This is the last installment of a four-part series where we will dive into the topic of social isolation as a determinant of health and its relationship to oral health.
Over the past three weeks, we have explored social isolation as it relates to oral health and well-being. We’ve highlighted the many potential health concerns that are associated with social isolation and loneliness. We have defined the problem, and now it’s time to talk about possible solutions.
Given the mountain of research we unearthed for this series, social isolation is not a new issue. Yet the current pandemic has cast a spotlight on the matter as it has exacerbated the situation for many older adults and given younger people an appreciation for the challenges of being isolated from the rest of the world. That focus is helping to galvanize creative solutions.
Fortunately, there are things we all can do to help those struggling in isolation.

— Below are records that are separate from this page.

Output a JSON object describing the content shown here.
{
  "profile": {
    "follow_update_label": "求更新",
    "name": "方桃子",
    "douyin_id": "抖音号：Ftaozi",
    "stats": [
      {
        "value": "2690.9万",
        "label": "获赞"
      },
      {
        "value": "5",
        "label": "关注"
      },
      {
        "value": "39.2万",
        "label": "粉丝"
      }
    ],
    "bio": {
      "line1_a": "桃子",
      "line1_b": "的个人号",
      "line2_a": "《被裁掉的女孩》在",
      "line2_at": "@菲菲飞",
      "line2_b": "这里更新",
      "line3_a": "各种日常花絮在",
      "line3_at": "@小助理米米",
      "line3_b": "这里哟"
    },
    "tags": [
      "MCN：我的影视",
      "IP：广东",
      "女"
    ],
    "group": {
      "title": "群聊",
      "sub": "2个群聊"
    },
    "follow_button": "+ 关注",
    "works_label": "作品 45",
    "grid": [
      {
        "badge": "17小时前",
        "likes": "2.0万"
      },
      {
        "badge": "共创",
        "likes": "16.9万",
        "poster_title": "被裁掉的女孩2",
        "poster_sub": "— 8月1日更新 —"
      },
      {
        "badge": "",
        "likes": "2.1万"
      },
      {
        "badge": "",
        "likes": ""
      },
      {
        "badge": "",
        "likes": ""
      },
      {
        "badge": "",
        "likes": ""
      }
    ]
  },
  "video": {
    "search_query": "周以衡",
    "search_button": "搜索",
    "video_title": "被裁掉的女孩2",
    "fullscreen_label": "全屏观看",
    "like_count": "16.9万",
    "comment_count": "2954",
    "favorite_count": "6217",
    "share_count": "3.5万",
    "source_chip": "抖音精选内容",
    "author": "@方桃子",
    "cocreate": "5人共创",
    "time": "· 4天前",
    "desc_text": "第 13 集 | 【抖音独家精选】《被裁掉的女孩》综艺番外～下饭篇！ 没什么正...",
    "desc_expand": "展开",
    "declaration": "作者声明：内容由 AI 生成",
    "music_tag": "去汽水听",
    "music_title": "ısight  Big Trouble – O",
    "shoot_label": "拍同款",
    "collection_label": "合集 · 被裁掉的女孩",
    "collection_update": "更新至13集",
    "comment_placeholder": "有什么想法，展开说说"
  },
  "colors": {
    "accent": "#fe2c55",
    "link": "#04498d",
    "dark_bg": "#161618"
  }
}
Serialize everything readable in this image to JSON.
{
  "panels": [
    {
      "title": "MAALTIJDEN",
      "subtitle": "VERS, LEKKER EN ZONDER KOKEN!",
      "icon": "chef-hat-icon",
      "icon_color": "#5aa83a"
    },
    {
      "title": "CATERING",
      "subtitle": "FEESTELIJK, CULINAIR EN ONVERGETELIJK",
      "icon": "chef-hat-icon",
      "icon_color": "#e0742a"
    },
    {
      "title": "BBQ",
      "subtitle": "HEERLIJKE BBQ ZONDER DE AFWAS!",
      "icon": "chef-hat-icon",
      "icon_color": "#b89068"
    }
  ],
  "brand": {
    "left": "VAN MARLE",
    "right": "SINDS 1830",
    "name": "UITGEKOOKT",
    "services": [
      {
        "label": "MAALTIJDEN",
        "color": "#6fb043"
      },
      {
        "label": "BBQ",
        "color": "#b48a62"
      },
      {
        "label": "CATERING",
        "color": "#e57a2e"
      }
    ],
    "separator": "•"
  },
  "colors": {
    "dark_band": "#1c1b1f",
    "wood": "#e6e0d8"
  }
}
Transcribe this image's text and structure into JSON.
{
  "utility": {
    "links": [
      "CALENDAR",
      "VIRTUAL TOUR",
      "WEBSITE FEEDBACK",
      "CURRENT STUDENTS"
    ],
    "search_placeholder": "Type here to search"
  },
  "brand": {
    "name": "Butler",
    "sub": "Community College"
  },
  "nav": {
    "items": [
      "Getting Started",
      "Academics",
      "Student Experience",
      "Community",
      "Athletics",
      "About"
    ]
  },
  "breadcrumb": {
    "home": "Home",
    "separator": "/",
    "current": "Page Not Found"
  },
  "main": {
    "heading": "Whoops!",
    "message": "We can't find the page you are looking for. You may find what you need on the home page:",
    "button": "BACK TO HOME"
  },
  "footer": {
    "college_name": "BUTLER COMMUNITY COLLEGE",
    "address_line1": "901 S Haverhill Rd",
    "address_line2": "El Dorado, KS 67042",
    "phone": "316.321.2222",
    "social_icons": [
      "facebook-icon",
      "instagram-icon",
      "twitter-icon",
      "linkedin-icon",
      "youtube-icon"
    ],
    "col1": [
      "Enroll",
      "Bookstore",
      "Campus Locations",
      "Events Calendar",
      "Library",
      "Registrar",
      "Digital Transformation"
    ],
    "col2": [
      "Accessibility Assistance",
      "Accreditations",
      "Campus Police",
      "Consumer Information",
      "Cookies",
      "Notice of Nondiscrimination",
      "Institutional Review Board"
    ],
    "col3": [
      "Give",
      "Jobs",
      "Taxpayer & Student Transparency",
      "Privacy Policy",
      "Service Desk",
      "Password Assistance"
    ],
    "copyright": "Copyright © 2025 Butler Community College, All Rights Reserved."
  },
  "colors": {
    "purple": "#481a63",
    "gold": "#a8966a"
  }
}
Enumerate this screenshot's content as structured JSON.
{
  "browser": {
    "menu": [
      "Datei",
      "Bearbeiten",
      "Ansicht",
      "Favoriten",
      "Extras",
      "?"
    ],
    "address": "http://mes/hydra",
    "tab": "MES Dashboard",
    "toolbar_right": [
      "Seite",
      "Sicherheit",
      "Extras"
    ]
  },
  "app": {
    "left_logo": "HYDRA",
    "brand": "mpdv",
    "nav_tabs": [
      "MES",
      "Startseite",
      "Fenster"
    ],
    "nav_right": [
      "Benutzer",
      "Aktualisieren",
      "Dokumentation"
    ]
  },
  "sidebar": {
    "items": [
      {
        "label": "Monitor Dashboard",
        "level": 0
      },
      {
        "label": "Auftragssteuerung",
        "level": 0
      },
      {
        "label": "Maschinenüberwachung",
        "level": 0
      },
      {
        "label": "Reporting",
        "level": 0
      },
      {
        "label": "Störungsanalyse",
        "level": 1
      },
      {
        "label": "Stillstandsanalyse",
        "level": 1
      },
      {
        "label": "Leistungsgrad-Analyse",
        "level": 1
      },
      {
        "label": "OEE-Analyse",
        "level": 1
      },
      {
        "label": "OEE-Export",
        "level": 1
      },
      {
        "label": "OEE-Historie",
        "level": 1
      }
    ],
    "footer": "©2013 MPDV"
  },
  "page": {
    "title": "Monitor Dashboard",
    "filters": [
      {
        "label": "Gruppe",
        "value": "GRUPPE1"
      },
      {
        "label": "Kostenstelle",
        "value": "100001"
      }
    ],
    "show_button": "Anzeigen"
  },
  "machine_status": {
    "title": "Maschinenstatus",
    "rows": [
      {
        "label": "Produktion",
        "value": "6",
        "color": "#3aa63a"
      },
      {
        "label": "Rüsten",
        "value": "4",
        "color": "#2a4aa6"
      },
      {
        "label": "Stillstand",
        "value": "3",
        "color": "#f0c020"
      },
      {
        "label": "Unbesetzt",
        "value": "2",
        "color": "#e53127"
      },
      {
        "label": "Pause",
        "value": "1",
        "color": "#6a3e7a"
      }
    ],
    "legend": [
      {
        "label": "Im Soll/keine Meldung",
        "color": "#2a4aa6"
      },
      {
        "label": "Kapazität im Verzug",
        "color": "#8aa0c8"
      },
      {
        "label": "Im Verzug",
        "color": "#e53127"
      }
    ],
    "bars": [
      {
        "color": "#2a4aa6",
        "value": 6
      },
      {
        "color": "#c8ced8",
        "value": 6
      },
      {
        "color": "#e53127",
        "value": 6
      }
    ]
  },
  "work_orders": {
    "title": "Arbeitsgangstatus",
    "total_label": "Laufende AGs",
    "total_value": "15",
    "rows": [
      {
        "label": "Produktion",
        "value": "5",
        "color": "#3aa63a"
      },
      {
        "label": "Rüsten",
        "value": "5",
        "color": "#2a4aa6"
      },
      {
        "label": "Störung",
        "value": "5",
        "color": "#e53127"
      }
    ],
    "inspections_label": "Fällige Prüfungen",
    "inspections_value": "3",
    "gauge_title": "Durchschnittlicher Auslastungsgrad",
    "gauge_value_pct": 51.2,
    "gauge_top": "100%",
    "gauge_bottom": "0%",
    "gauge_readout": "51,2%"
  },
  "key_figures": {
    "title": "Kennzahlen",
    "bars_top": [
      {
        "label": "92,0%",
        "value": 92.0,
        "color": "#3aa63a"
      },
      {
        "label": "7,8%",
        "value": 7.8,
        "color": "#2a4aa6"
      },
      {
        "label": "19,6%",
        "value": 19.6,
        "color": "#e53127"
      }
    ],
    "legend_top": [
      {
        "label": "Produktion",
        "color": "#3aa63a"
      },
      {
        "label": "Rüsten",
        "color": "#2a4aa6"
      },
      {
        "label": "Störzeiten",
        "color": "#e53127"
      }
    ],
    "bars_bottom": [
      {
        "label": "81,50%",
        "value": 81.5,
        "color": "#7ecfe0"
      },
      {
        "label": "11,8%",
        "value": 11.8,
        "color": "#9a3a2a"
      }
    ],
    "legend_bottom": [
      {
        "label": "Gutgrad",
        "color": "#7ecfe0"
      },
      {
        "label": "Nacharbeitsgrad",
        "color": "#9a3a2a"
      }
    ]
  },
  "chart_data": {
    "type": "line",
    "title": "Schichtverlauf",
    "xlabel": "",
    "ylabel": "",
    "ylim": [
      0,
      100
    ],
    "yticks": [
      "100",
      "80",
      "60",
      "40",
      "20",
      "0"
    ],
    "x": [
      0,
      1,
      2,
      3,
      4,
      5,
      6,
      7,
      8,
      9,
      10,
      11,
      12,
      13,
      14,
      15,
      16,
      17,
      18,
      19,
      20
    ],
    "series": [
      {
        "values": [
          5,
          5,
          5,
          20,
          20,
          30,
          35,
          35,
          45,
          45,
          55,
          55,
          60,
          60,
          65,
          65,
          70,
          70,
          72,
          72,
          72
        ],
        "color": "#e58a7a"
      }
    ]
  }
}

For example, an assisted living facility in North Carolina has made headlines by starting a pen pal program for its residents. Writing to or calling someone who is homebound and isolated is an easy way to foster a connection and brighten someone’s day – without putting them at risk for COVID-19 infection. As part of our month of service in September, we gave employees the opportunity to send letters to seniors and saw tremendous participation. You can do the same thing for older adults in your neighborhood or members of your family. There have always been volunteer opportunities in local communities where you can take an older adult grocery shopping or to appointments. Amid COVID-19, you can offer to do their shopping for them or help them get set up for telehealth appointments or video calls with family and friends. The simple act of checking in – even from six feet away or through a window – can make a huge difference.
Of course, there are organizations, like Meals on Wheels, that provide food and a human touchpoint for older adults. And with the demand for their services skyrocketing, now is a good time to explore donating or volunteering with your local food delivery charity.
There is also work happening at the community level to increase social connection. Since there are many factors that can contribute to social isolation, there is not one answer for how to address it. The Robert Wood Johnson Foundation has funded several endeavors to tackle the issue in different ways. For example, three American cities in cold climates are looking at ways to create spaces for connection amid the frigid winter months, such as heating bus stops and organizing indoor snowball fights. Other programs seek to improve resources in communities, like education, job training and recreation opportunities that foster connection in low-income or impoverished areas.
We already know that for many people, their dentist is their most regular connection to health care. We can leverage our partners offering dental services to start exploring ways to address social isolation.
The Delta Dental Community Care Foundation pledge
We will continue to support existing partners and find new ones who are actively addressing the issue of social isolation with seniors to help improve oral health and overall health outcomes. We will explore ways to increase access to oral health care for homebound individuals. And, we will identify volunteer opportunities – virtual or in-person – and encourage our employees to participate in activities that can provide important connection for those experiencing social isolation and loneliness.
As most of us have learned at some point during the pandemic, losing our connection to others can have a serious impact on our well-being. Humans are not meant to live in isolation, and I hope we all have a new empathy for those, especially older adults, for whom this is often the norm. Though it may be a complex problem, there are things we can do to solve it together. We all can build community and connection, and perhaps our own experiences amid the disruption to our normal lives will push us to do so.
I for one am motivated to act; are you with me?